500 gms beef shank and tendon, cut into serving pieces1 large onion, sliced4 cloves garlic, minced2 medium potatoes, quartered 4 bunches pechay10 pcs Baguio beans, ends trimmed 1 small cabbage, quartered salt/fish sauce1/2 tsp peppercorns5 cups water2 tsp vegetable oilPreparation

1. In a large pot, heat oil and saut…

Stir-Fried Asparagus

I rarely cook asparagus since it is a bit expensive as compared to other vegetables. Although, every once in a while, I include it in our diet because of its health benefits. Asparagus is rich in folate, vitamin K, calcium, phosphorus and niacin.
The way I cook asparagus is to stir-fry it. It can also be steamed, boiled and grilled.
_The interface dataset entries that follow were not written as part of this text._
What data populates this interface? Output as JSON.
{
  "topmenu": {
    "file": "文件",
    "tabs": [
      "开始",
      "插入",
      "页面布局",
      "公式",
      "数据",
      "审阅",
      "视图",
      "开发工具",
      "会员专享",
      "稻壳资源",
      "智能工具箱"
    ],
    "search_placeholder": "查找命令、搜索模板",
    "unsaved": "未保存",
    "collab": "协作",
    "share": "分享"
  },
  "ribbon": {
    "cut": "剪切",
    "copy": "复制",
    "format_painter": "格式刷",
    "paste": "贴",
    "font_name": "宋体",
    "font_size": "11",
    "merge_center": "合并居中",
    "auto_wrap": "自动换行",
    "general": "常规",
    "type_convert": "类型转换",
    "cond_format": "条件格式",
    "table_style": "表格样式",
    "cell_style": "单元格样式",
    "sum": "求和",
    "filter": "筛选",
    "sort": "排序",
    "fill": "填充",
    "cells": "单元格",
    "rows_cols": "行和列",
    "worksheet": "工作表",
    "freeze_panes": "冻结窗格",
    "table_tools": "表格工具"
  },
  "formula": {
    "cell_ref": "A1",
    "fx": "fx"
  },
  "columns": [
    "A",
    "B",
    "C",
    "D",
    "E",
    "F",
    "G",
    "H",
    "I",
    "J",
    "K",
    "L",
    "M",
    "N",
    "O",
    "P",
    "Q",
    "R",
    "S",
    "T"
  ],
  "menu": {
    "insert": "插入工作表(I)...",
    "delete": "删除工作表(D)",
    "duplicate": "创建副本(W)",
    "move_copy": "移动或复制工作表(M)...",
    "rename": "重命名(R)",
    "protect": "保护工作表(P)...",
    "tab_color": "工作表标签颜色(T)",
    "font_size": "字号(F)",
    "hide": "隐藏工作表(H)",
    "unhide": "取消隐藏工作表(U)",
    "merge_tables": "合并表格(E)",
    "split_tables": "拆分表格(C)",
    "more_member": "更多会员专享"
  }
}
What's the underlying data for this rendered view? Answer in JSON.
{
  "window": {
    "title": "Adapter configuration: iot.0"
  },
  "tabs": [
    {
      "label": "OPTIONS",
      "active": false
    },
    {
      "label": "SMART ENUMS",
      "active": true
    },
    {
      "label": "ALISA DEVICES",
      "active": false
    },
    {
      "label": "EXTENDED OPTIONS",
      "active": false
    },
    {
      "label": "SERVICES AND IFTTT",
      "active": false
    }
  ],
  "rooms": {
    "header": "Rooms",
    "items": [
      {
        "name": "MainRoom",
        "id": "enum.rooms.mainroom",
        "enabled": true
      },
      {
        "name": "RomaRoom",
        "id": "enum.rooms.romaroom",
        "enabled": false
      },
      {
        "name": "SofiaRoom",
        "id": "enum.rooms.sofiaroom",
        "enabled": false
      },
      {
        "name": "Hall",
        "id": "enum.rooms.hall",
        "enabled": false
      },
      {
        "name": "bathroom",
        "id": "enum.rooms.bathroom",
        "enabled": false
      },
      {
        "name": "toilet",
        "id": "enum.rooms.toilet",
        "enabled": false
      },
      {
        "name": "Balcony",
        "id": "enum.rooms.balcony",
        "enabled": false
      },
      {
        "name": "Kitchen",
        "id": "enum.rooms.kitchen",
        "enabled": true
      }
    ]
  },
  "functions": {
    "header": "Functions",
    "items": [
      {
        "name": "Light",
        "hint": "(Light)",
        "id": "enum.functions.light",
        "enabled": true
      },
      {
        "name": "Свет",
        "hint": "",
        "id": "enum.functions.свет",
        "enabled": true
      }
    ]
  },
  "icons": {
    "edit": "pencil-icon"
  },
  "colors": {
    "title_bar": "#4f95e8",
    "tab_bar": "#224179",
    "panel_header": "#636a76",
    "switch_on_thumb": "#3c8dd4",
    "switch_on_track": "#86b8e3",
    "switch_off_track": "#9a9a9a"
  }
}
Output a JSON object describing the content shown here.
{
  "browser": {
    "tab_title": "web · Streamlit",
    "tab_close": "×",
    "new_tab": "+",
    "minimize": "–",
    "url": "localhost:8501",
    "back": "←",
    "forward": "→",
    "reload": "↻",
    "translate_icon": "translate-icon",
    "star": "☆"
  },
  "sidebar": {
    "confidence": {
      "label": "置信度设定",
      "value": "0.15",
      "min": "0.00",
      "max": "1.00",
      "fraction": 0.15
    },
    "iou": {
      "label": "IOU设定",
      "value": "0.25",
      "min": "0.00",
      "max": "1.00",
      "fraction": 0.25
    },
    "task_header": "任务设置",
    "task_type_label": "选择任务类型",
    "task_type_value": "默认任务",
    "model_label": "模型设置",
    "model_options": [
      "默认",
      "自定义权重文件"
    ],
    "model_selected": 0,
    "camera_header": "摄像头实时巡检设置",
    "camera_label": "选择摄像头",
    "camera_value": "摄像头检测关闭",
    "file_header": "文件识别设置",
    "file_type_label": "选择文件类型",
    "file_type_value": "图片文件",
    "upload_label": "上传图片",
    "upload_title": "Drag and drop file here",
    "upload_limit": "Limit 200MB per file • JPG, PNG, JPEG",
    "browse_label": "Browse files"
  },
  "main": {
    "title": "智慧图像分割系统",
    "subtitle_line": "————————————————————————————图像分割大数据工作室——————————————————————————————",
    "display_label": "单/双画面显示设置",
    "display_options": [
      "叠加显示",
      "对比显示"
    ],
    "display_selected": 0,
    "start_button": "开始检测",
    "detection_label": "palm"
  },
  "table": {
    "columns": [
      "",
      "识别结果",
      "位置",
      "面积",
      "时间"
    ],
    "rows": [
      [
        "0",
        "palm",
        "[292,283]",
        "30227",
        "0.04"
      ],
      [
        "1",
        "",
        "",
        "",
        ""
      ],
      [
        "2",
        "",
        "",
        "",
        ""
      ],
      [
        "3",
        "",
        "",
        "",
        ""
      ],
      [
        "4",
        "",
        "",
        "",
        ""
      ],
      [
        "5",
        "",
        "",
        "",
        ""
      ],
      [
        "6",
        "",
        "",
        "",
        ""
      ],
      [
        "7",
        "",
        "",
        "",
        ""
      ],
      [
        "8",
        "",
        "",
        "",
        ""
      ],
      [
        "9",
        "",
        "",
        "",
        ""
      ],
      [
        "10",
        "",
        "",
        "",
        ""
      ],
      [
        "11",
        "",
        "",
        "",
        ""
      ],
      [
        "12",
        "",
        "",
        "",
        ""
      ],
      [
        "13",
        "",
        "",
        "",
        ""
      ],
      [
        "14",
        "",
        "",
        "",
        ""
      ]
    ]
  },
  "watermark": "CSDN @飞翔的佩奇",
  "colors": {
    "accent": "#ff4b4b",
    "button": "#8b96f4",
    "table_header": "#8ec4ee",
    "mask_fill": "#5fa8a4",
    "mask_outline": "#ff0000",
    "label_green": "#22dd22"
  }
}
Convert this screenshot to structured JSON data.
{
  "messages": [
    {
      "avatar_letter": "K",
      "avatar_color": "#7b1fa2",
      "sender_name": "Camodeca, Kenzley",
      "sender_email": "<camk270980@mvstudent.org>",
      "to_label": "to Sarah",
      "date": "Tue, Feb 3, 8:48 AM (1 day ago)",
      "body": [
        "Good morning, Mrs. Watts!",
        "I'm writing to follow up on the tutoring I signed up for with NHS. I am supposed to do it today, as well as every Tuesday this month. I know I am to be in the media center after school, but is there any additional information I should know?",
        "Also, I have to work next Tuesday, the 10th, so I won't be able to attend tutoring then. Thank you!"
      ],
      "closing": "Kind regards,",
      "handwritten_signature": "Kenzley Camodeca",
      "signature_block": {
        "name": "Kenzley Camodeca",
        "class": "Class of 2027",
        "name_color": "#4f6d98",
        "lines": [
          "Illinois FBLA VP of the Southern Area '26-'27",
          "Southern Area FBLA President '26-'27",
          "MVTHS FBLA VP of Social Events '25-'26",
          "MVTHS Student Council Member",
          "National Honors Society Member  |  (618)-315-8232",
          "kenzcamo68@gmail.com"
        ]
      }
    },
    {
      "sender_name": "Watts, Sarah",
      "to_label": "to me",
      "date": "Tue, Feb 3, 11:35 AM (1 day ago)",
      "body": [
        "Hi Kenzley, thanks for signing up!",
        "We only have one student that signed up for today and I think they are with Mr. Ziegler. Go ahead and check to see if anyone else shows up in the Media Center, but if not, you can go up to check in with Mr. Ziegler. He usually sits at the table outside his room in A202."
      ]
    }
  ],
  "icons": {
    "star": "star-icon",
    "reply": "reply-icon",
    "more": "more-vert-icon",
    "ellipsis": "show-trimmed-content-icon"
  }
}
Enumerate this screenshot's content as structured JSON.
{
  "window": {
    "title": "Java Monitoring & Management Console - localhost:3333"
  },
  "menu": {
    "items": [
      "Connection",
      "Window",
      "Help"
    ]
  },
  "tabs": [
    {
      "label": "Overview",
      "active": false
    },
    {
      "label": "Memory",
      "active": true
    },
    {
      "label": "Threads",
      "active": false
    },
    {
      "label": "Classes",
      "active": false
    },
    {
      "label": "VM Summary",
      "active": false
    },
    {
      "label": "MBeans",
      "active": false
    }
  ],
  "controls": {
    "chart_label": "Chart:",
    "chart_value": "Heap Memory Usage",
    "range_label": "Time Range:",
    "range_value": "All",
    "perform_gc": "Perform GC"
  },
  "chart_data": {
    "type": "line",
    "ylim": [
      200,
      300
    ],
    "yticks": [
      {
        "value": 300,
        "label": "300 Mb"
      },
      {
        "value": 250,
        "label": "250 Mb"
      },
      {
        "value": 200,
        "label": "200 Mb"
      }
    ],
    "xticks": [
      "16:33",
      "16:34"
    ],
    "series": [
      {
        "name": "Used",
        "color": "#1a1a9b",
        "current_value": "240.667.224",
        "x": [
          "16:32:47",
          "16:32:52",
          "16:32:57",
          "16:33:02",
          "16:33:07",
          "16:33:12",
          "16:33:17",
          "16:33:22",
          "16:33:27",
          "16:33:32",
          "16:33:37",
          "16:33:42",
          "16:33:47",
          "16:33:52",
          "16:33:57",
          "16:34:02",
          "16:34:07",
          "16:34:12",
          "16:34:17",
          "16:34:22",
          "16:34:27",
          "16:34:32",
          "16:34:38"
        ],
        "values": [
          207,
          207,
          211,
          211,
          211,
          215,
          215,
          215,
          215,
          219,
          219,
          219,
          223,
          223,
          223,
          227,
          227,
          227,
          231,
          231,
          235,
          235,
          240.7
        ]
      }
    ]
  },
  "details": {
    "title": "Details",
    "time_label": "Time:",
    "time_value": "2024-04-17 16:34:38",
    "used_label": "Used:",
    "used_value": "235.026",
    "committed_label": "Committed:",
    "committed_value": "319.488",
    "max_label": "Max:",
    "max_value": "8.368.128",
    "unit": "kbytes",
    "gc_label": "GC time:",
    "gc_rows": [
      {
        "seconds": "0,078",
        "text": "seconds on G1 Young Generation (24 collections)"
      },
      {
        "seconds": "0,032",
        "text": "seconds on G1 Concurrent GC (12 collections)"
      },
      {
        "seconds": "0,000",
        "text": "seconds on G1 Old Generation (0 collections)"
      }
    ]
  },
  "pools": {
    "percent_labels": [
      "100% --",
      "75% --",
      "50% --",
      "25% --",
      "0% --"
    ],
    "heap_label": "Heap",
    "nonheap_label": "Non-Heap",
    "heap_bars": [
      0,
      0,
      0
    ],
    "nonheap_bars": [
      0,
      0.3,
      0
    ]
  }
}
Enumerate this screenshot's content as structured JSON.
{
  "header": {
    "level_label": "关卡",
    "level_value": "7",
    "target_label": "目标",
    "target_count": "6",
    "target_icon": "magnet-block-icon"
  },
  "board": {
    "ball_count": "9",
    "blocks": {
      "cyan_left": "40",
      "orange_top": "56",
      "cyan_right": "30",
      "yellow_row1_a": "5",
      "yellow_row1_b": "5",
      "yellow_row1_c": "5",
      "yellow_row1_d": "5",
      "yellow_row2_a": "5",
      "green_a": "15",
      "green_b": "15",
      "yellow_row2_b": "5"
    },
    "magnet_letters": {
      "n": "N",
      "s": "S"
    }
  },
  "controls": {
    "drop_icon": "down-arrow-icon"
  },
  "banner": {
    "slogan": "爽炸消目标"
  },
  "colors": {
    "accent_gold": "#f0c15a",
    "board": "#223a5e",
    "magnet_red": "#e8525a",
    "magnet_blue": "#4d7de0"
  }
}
By stir frying asparagus, you have a vegetable dish in just minutes. All you have to do is prepare all the ingredients beforehand. Then, you're all set to go! 
2 bundles asparagus, cut into 1" size1/2 cup ground pork3 cloves garlic, minced1 onion, sliced2 tsp soy sauce2 tsp cooking oilsalt Preparation

1. In a pan, heat oil over medium heat and add garlic and onion.

2. Add the ground pork and cook until golden brown. 

3. Add the asparagus and soy sauce and cook until tender.

4. Season with salt.

Nilagang Baboy (Pork Nilaga)

Pork nilaga refers to boiled meat and vegetable dish. To make this dish, meat (usually pork belly) is boiled until tender. Once it is already tender, onions, salt and whole peppercorns are added. Vegetables such as potatoes, cabbage, beans, Chinese cabbage and saba are also added.

This is a traditional Filipino dish and often served with plain rice, fish sauce and red chilies. This is a delightful treat during the rainy season. Enjoy!

500 gms pork belly, cubed1 onion, sliced1 medium size cabbage, quartered2 potatoes, quartered2 tsp fish sauce1/2 tsp whole peppercorns5-6 cups watersalt Preparation
1. In a pot, add enough water and salt and boil pork belly until tender (at least an      hour).
2. When meat is tender, add onion and whole peppercorns. Simmer for 15 minutes. 
3. Add potatoes and cook until tender.
5. Add cabbage. Season with fish sauce.
6. Serve hot.

Chicken Fried Rice

Here is another 'stand alone dish' which you can prepare. It consists of chicken fillet, carrots, canned corn, green peas, garlic. onion, soy sauce and leftover rice. It is so easy to make. This is ideal when you want to prepare only one dish for the whole family. It has already meat, vegetables and rice in just one dish. This is also a great meal when you want to prepare lunch or baon for your kids. You can also add other vegetables such as snow peas, cabbage, broccoli and others. Hope you try this recipe at home!

2 cups leftover rice1 cup chicken fillet, sliced3 cloves garlic, crushed1 onion, sliced1 carrot, diced1/2 cup canned corn1/2 cup green peas1 1/2 tbsp soy saucesaltcooking oil Preparation
1. In a large pan, heat oil and saute garlic and onion. Add the chicken bits    and cook until tender.
2. Add the carrot, green peas and canned corn. Mix with leftover rice.

4. Pour in soy sauce and mix well.

5. Season with salt.

Tokwa't Baboy (Tofu and Pork)

Tokwa't baboy  is a popular appetizer or side dish among the Filipinos. Tokwa is the Tagalog term for tofu while baboy means pork. This side dish/appetizer is often paired with congee or lugaw. It usually consists of pork ears, pork belly, fried tofu, soy sauce, vinegar, garlic, onions and red chili peppers.

Whenever I eat in a lugawan I usually order this dish. What puzzles me is why tokwa't baboy is often paired with lugaw. Probably because we inherited it from the Chinese or some foods go well together like suman and ripe mangoes, pork barbecue and java rice and a whole lot more. For this recipe, I only used pork belly since pork ears was not available in the market yesterday. Enjoy!
½ kilo pig’s ears
½ kilo pork liempo (belly)
5 pcs tokwa (tofu)
1 cup soy sauce
1 cup vinegar
2 cloves garlic, minced
2 small onions diced
1 tsp brown sugar
1 tsp salt
1 tsp pepper
cooking oil
Cooking Directions:
1. In a pot, boil the pig’s ears and liempo in water with salt and pep…